Dryden was far from your one-dimensional jock-type. He had always expressed a desire to practice law and was willing to sacrifice hockey to do it. In 1973, with the sky as the limit for the young goalie, the toast of the hockey world announced his retirement at the age of 26 to work with a Toronto law firm. Dryden had been unhappy with contract talks with Montreal and shocked the hockey world with his announcement.
That season the Canadiens struggled with three different goalies, and quickly gave in to Dryden's contract demands, and he would return the following season. Dryden played 5 more years, leading the Canadiens to 4 straight Stanley Cups.
Of all the Stanley Cup victories, Ken chooses the 1976 victory as the sweetest moment in his hockey career.
"It was a Stanley Cup of triumph, of revenge, of setting things right, of responsibility self imposed." he wrote in Dick Irvin's great book In The Crease.
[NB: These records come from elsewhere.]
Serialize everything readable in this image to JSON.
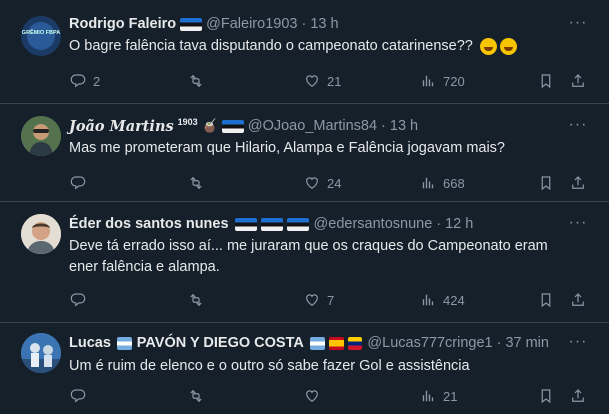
{
  "tweets": [
    {
      "name": "Rodrigo Faleiro",
      "handle": "@Faleiro1903",
      "time": "13 h",
      "text": "O bagre falência tava disputando o campeonato catarinense??",
      "avatar_text": "GRÊMIO FBPA",
      "flags": [
        "estonia-flag"
      ],
      "emojis": [
        "rolling-laughing-emoji",
        "rolling-laughing-emoji"
      ],
      "replies": "2",
      "retweets": "",
      "likes": "21",
      "views": "720"
    },
    {
      "name": "João Martins",
      "name_sup": "1903",
      "handle": "@OJoao_Martins84",
      "time": "13 h",
      "text": "Mas me prometeram que Hilario, Alampa e Falência jogavam mais?",
      "flags": [
        "mate-emoji",
        "estonia-flag"
      ],
      "replies": "",
      "retweets": "",
      "likes": "24",
      "views": "668"
    },
    {
      "name": "Éder dos santos nunes",
      "handle": "@edersantosnune",
      "time": "12 h",
      "text_lines": [
        "Deve tá errado isso aí... me juraram que os craques do Campeonato eram",
        "ener falência e alampa."
      ],
      "flags": [
        "estonia-flag",
        "estonia-flag",
        "estonia-flag"
      ],
      "replies": "",
      "retweets": "",
      "likes": "7",
      "views": "424"
    },
    {
      "name": "Lucas",
      "name_after_flag": "PAVÓN Y DIEGO COSTA",
      "handle": "@Lucas777cringe1",
      "time": "37 min",
      "text": "Um é ruim de elenco e o outro só sabe fazer Gol e assistência",
      "flags": [
        "argentina-flag",
        "spain-flag",
        "venezuela-flag"
      ],
      "replies": "",
      "retweets": "",
      "likes": "",
      "views": "21"
    }
  ],
  "more_glyph": "···",
  "colors": {
    "background": "#15202b",
    "text": "#e7e9ea",
    "muted": "#8b98a5",
    "divider": "#38444d"
  }
}
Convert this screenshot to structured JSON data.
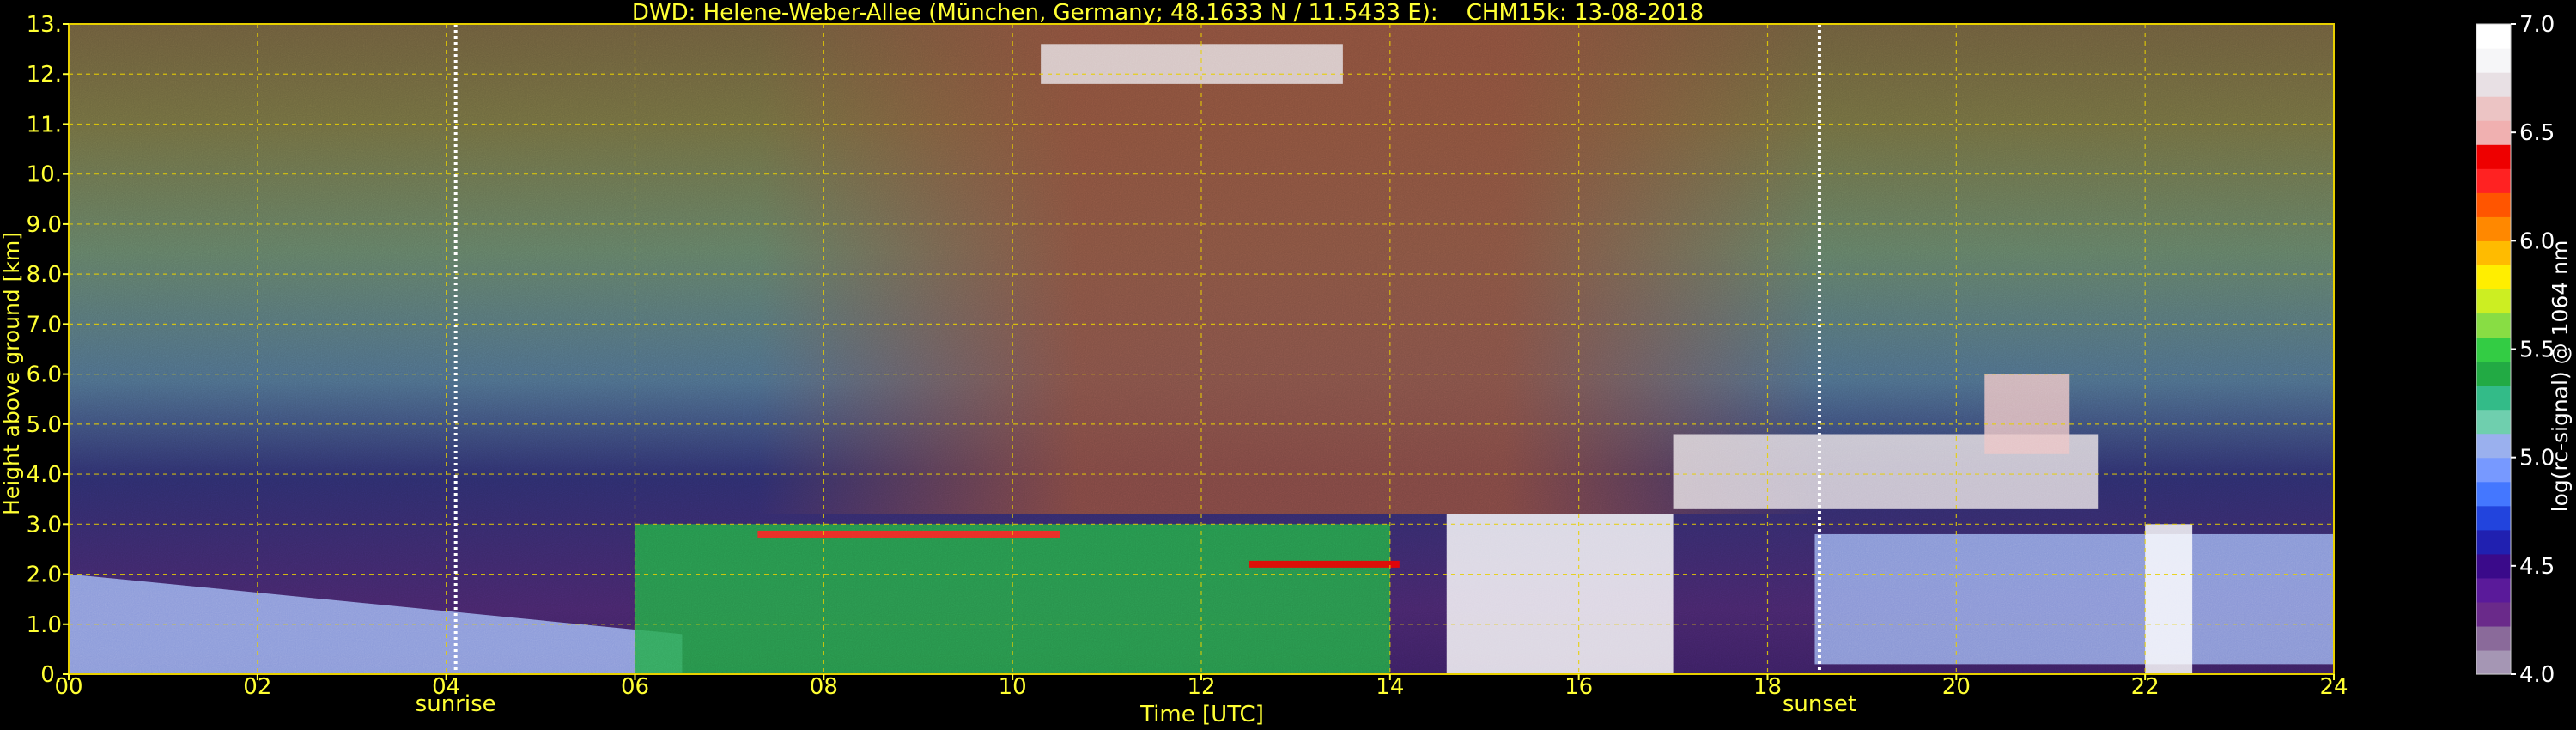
{
  "chart_data": {
    "type": "heatmap",
    "title": "DWD: Helene-Weber-Allee (München, Germany; 48.1633 N / 11.5433 E):    CHM15k: 13-08-2018",
    "xlabel": "Time [UTC]",
    "ylabel": "Height above ground [km]",
    "xlim": [
      0,
      24
    ],
    "ylim": [
      0,
      13
    ],
    "x_ticks": [
      0,
      2,
      4,
      6,
      8,
      10,
      12,
      14,
      16,
      18,
      20,
      22,
      24
    ],
    "x_tick_labels": [
      "00",
      "02",
      "04",
      "06",
      "08",
      "10",
      "12",
      "14",
      "16",
      "18",
      "20",
      "22",
      "24"
    ],
    "y_ticks": [
      0,
      1,
      2,
      3,
      4,
      5,
      6,
      7,
      8,
      9,
      10,
      11,
      12,
      13
    ],
    "y_tick_labels": [
      "0.",
      "1.0",
      "2.0",
      "3.0",
      "4.0",
      "5.0",
      "6.0",
      "7.0",
      "8.0",
      "9.0",
      "10.",
      "11.",
      "12.",
      "13."
    ],
    "grid": true,
    "markers": [
      {
        "label": "sunrise",
        "time": 4.1
      },
      {
        "label": "sunset",
        "time": 18.55
      }
    ],
    "colorbar": {
      "label": "log(rc-signal) @ 1064 nm",
      "range": [
        4.0,
        7.0
      ],
      "tick_values": [
        4.0,
        4.5,
        5.0,
        5.5,
        6.0,
        6.5,
        7.0
      ],
      "tick_labels": [
        "4.0",
        "4.5",
        "5.0",
        "5.5",
        "6.0",
        "6.5",
        "7.0"
      ],
      "colors": [
        "#a596b4",
        "#8a6a9a",
        "#6a2a8a",
        "#5a1a9a",
        "#3a0a8a",
        "#2020b0",
        "#2244dd",
        "#4477ff",
        "#7799ff",
        "#9ab0ee",
        "#6fcfae",
        "#33bb88",
        "#22aa44",
        "#33cc44",
        "#88dd44",
        "#ccee22",
        "#ffee00",
        "#ffbb00",
        "#ff8800",
        "#ff5500",
        "#ff2222",
        "#ee0000",
        "#f0b0b0",
        "#ecc4c4",
        "#e8e0e4",
        "#f6f6f8",
        "#ffffff"
      ]
    },
    "background_signal_profile": [
      {
        "height_km": 0.3,
        "value": 5.1
      },
      {
        "height_km": 1.5,
        "value": 4.6
      },
      {
        "height_km": 3.5,
        "value": 4.5
      },
      {
        "height_km": 6.0,
        "value": 4.9
      },
      {
        "height_km": 9.0,
        "value": 5.4
      },
      {
        "height_km": 12.5,
        "value": 5.6
      }
    ],
    "features": [
      {
        "name": "morning boundary layer",
        "start": 0,
        "end": 6.5,
        "top_km_start": 2.0,
        "top_km_end": 0.8,
        "value": 5.0
      },
      {
        "name": "mixing layer",
        "start": 6.0,
        "end": 14.0,
        "base_km": 0,
        "top_km": 3.0,
        "value": 5.4
      },
      {
        "name": "aerosol layer top",
        "start": 7.3,
        "end": 10.5,
        "height_km": 2.8,
        "value": 6.3
      },
      {
        "name": "cirrus",
        "start": 10.3,
        "end": 13.5,
        "base_km": 11.8,
        "top_km": 12.6,
        "value": 6.8
      },
      {
        "name": "cloud tops",
        "start": 12.5,
        "end": 14.1,
        "height_km": 2.2,
        "value": 6.4
      },
      {
        "name": "low cloud / precipitation",
        "start": 14.6,
        "end": 17.0,
        "base_km": 0,
        "top_km": 3.2,
        "value": 7.0
      },
      {
        "name": "mid-level cloud fragments",
        "start": 17.0,
        "end": 21.5,
        "base_km": 3.3,
        "top_km": 4.8,
        "value": 6.8
      },
      {
        "name": "evening residual layer",
        "start": 18.5,
        "end": 24,
        "base_km": 0.2,
        "top_km": 2.8,
        "value": 5.0
      },
      {
        "name": "cloud column",
        "start": 22.0,
        "end": 22.5,
        "base_km": 0,
        "top_km": 3.0,
        "value": 7.0
      },
      {
        "name": "high cloud fragments",
        "start": 20.3,
        "end": 21.2,
        "base_km": 4.4,
        "top_km": 6.0,
        "value": 6.6
      }
    ]
  }
}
The Habs defeated the two time defending champion Philadelphia Flyers to regain the Cup. The Flyers of course were known as the Broad Street Bullies and supposedly represented all that was bad in hockey - the violence and trapping defensive schemes. Many feared that the Bullies success was giving hockey a bad perception, and many cheered for Montreal in this battle of good guys vs. bad guys. The Habs - supposedly representing all that is good in the game - were victorious in a convincing 4 game sweep. With their artistry on ice, and Dryden in net, it was the first of 4 consecutive Cups for the "good guys."
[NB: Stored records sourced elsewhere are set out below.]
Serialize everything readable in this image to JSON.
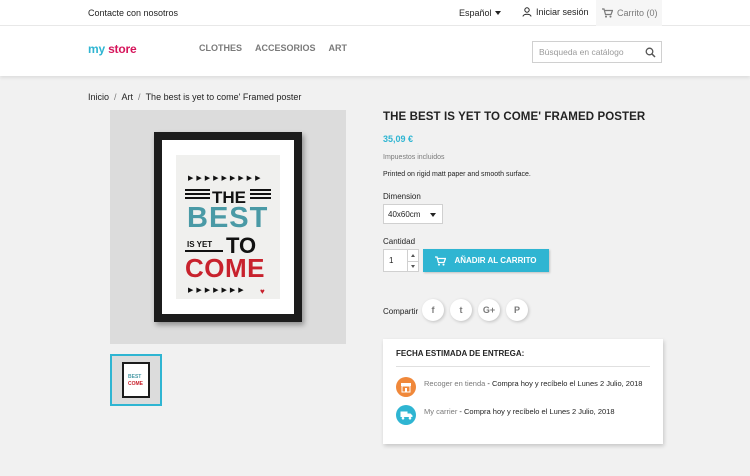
{
  "topbar": {
    "contact": "Contacte con nosotros",
    "language": "Español",
    "login": "Iniciar sesión",
    "cart": "Carrito (0)"
  },
  "header": {
    "logo_part1": "my",
    "logo_part2": " store",
    "nav": [
      "CLOTHES",
      "ACCESORIOS",
      "ART"
    ],
    "search_placeholder": "Búsqueda en catálogo"
  },
  "breadcrumb": [
    "Inicio",
    "Art",
    "The best is yet to come' Framed poster"
  ],
  "poster": {
    "the": "THE",
    "best": "BEST",
    "is_yet": "IS YET",
    "to": "TO",
    "come": "COME"
  },
  "product": {
    "title": "THE BEST IS YET TO COME' FRAMED POSTER",
    "price": "35,09 €",
    "tax": "Impuestos incluidos",
    "description": "Printed on rigid matt paper and smooth surface.",
    "dimension_label": "Dimension",
    "dimension_value": "40x60cm",
    "quantity_label": "Cantidad",
    "quantity_value": "1",
    "add_to_cart": "AÑADIR AL CARRITO",
    "share_label": "Compartir",
    "share_buttons": [
      "f",
      "t",
      "G+",
      "P"
    ]
  },
  "delivery": {
    "title": "FECHA ESTIMADA DE ENTREGA:",
    "options": [
      {
        "name": "Recoger en tienda",
        "sep": " - ",
        "text": "Compra hoy y recíbelo el Lunes 2 Julio, 2018"
      },
      {
        "name": "My carrier",
        "sep": " - ",
        "text": "Compra hoy y recíbelo el Lunes 2 Julio, 2018"
      }
    ]
  },
  "colors": {
    "accent": "#2fb5d2",
    "poster_blue": "#4a9aa6",
    "poster_red": "#c8222d"
  }
}
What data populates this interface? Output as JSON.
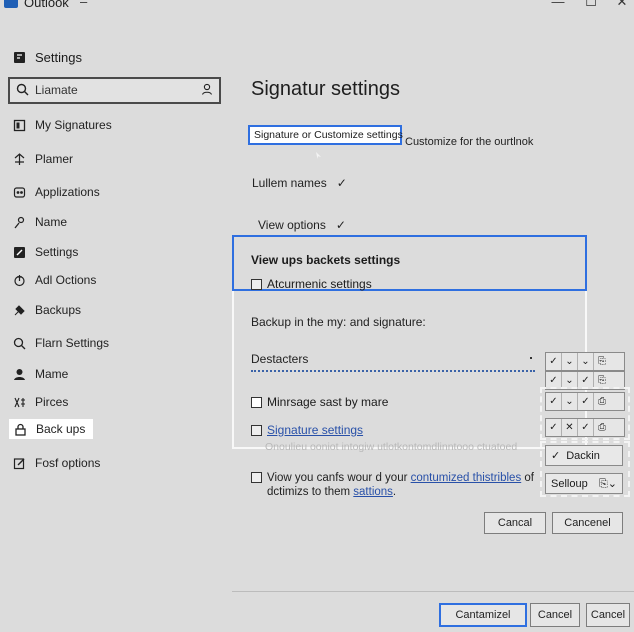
{
  "window": {
    "title": "Outlook",
    "dash": "–",
    "minimize": "—",
    "maximize": "☐",
    "close": "✕"
  },
  "sidebar": {
    "heading": "Settings",
    "search": {
      "value": "Liamate"
    },
    "items": [
      {
        "label": "My Signatures",
        "icon": "signature-icon"
      },
      {
        "label": "Plamer",
        "icon": "planner-icon"
      },
      {
        "label": "Applizations",
        "icon": "apps-icon"
      },
      {
        "label": "Name",
        "icon": "name-icon"
      },
      {
        "label": "Settings",
        "icon": "settings-icon"
      },
      {
        "label": "Adl Octions",
        "icon": "options-icon"
      },
      {
        "label": "Backups",
        "icon": "backups-icon"
      },
      {
        "label": "Flarn Settings",
        "icon": "flarn-icon"
      },
      {
        "label": "Mame",
        "icon": "person-icon"
      },
      {
        "label": "Pirces",
        "icon": "prices-icon"
      },
      {
        "label": "Back ups",
        "icon": "lock-icon",
        "active": true
      },
      {
        "label": "Fosf options",
        "icon": "edit-icon"
      }
    ]
  },
  "main": {
    "title": "Signatur settings",
    "signature_button": "Signature or Customize settings",
    "signature_desc": "Customize for the ourtlnok",
    "lullem_names": "Lullem names",
    "view_options": "View options",
    "checkmark": "✓",
    "section_title": "View ups backets settings",
    "atcurmenic": "Atcurmenic settings",
    "backup_line": "Backup in the my: and signature:",
    "destacters": "Destacters",
    "minrsage": "Minrsage sast by mare",
    "signature_settings": "Signature settings",
    "faint_text": "Onoulieu ooniot intogiw utlotkontomdlinntooo ctuatoed",
    "view_line1_pre": "Viow you canfs wour d your ",
    "view_line1_link": "contumized thistribles",
    "view_line1_post": " of",
    "view_line2_pre": "dctimizs to them ",
    "view_line2_link": "sattions",
    "view_line2_post": "."
  },
  "controls": {
    "dackin": "Dackin",
    "selloup": "Selloup"
  },
  "buttons": {
    "cancel1": "Cancal",
    "cancel2": "Cancenel",
    "cantamized": "Cantamizel",
    "cancel3": "Cancel",
    "cancel4": "Cancel"
  }
}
Still considered at the top of his game, Dryden again retired, this time for good, after the 1979 season. Ken couldn't have picked a better time as it marked the end of the Habs dynasty. The Habs wouldn't win another Cup until 1986 when a young Patrick Roy put on a Ken-Dryden-like show.
More than any of his dazzling moves, big saves or stolen games, it was his "thinker's pose" that most people vividly remember about Ken Dryden. When the puck was cleared from his zone or when the play was whistled dead, Dryden would coolly dig the tip of his blade into the ice and fold his arms across the top. He simply relaxed until the puck came back down to his end.
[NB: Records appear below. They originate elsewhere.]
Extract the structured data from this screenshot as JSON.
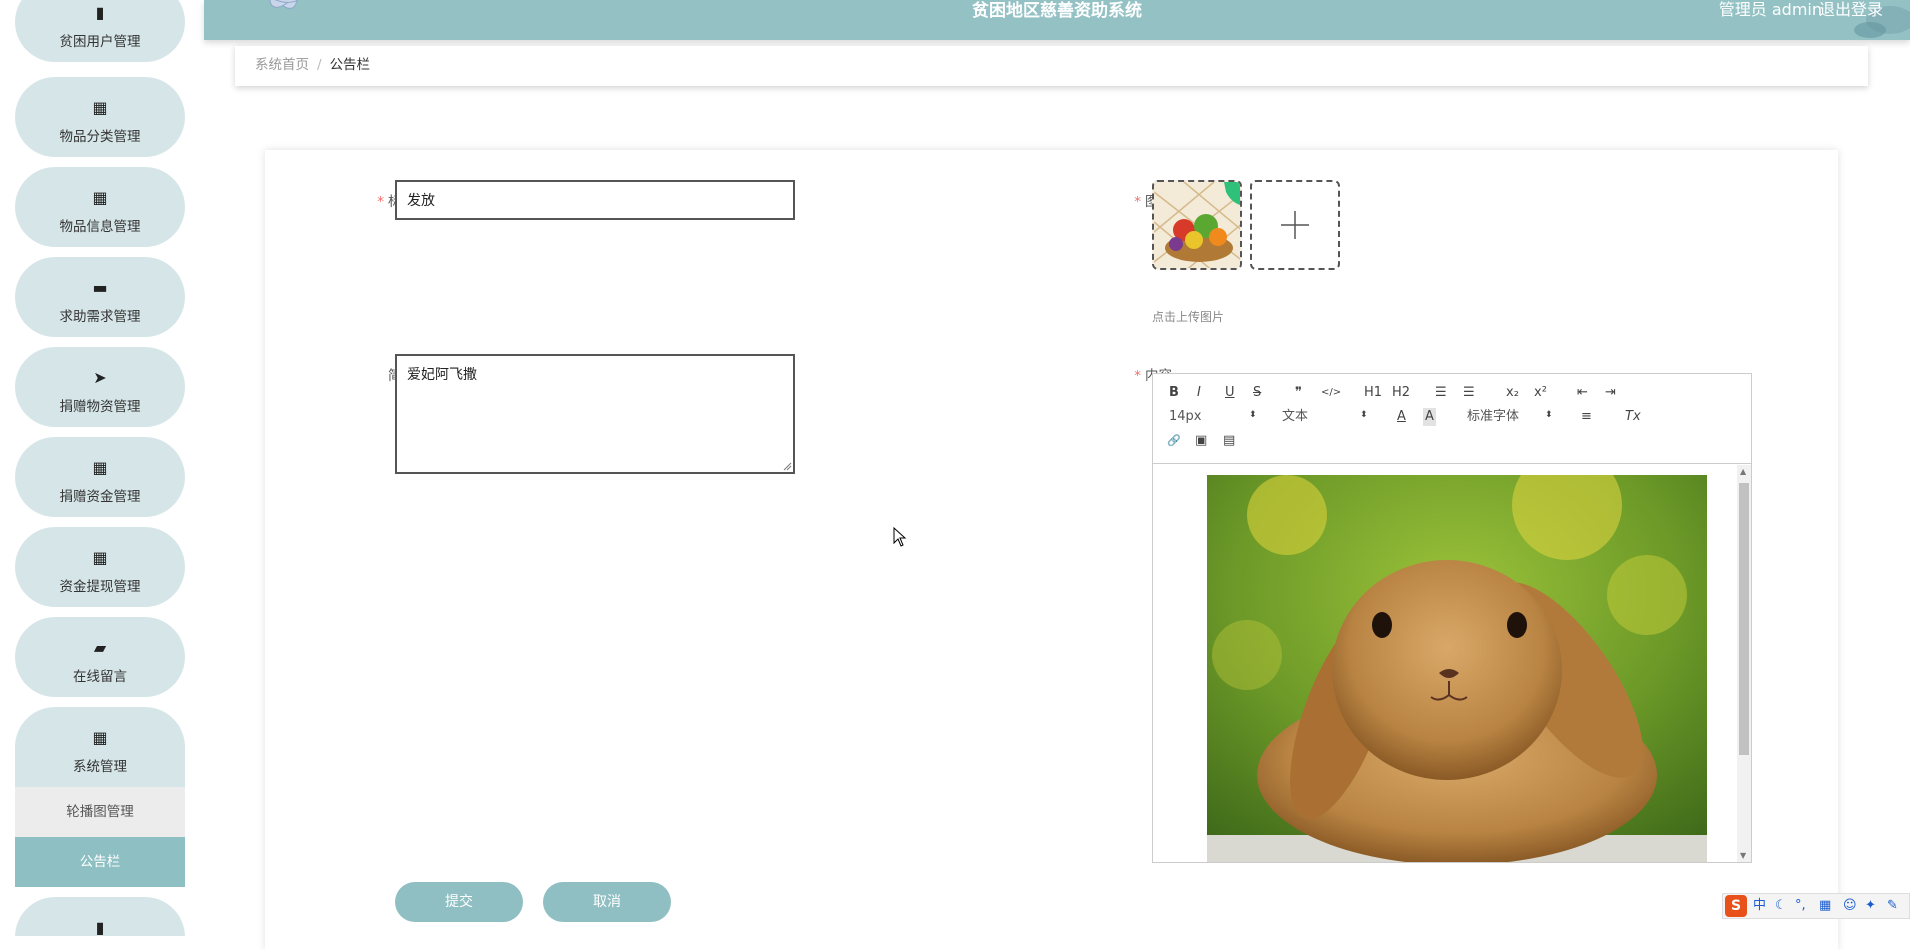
{
  "header": {
    "title": "贫困地区慈善资助系统",
    "user": "管理员 admin",
    "logout": "退出登录"
  },
  "sidebar": {
    "items": [
      {
        "icon": "clipboard-icon",
        "glyph": "▮",
        "label": "贫困用户管理"
      },
      {
        "icon": "grid-icon",
        "glyph": "▦",
        "label": "物品分类管理"
      },
      {
        "icon": "grid-icon",
        "glyph": "▦",
        "label": "物品信息管理"
      },
      {
        "icon": "monitor-icon",
        "glyph": "▬",
        "label": "求助需求管理"
      },
      {
        "icon": "send-icon",
        "glyph": "➤",
        "label": "捐赠物资管理"
      },
      {
        "icon": "grid-icon",
        "glyph": "▦",
        "label": "捐赠资金管理"
      },
      {
        "icon": "grid-icon",
        "glyph": "▦",
        "label": "资金提现管理"
      },
      {
        "icon": "briefcase-icon",
        "glyph": "▰",
        "label": "在线留言"
      },
      {
        "icon": "grid-icon",
        "glyph": "▦",
        "label": "系统管理"
      }
    ],
    "submenu": [
      {
        "label": "轮播图管理"
      },
      {
        "label": "公告栏",
        "active": true
      }
    ],
    "last_icon": "clipboard-icon",
    "last_glyph": "▮"
  },
  "breadcrumb": {
    "home": "系统首页",
    "separator": "/",
    "current": "公告栏"
  },
  "form": {
    "title_label": "标题",
    "title_value": "发放",
    "intro_label": "简介",
    "intro_value": "爱妃阿飞撒",
    "image_label": "图片",
    "upload_hint": "点击上传图片",
    "upload_plus": "+",
    "content_label": "内容",
    "submit_label": "提交",
    "cancel_label": "取消"
  },
  "editor": {
    "toolbar": {
      "bold": "B",
      "italic": "I",
      "underline": "U",
      "strike": "S",
      "quote": "❞",
      "code": "</>",
      "h1": "H1",
      "h2": "H2",
      "ordered_list": "☰",
      "bullet_list": "☰",
      "subscript": "x₂",
      "superscript": "x²",
      "outdent": "⇤",
      "indent": "⇥",
      "font_size": "14px",
      "paragraph": "文本",
      "font_color": "A",
      "bg_color": "A",
      "font_family": "标准字体",
      "align": "≡",
      "clean": "Tx",
      "link": "🔗",
      "image": "▣",
      "video": "▤"
    }
  },
  "ime": {
    "logo": "S",
    "lang": "中",
    "moon": "☾",
    "punct": "°,",
    "keyboard": "▦",
    "shirt": "✦",
    "wrench": "✎"
  },
  "colors": {
    "theme": "#93c1c4",
    "menu_bg": "#d6e6e8",
    "active_sub": "#8dbfc3",
    "required": "#f56c6c"
  }
}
When he retired it was expected that Ken would put his passion for law to good use. However Ken initially packed up his family and moved to England and wrote perhaps the greatest book in hockey history - The Game. The best selling author also penned Face-Off At The Summit, Home Game, which was also turned into a television mini-series, and the non-hockey book In School: Our Kids, Our Teachers and Our Classrooms over his writing career.
He returned to Canada in 1982 and served as the Ontario Youth Commissioner, his first hint of interest in the world of politics.
But political ambitions would have to wait. In 1997 Ken returned to the National Hockey League to be named as president of the Toronto Maple Leafs - the arch rivals of the Montreal Canadiens. He oversaw the return to glory of the Leafs, although Stanley Cup success remained elusive in Canada's largest city.
Following the turn of the millennium Dryden was twice elected as a member of parliament. During his first term he served as a caucus member of the minority Liberal government where a national day care program was his main focus. In 2005 he was re-elected even though the Liberals lost power. In 2006 Dryden announced he would run for the leadership of the Liberal party. Perhaps this goalie-turned lawyer-turned best selling author-turned executive-turned politician will one day be Prime Minister of Canada.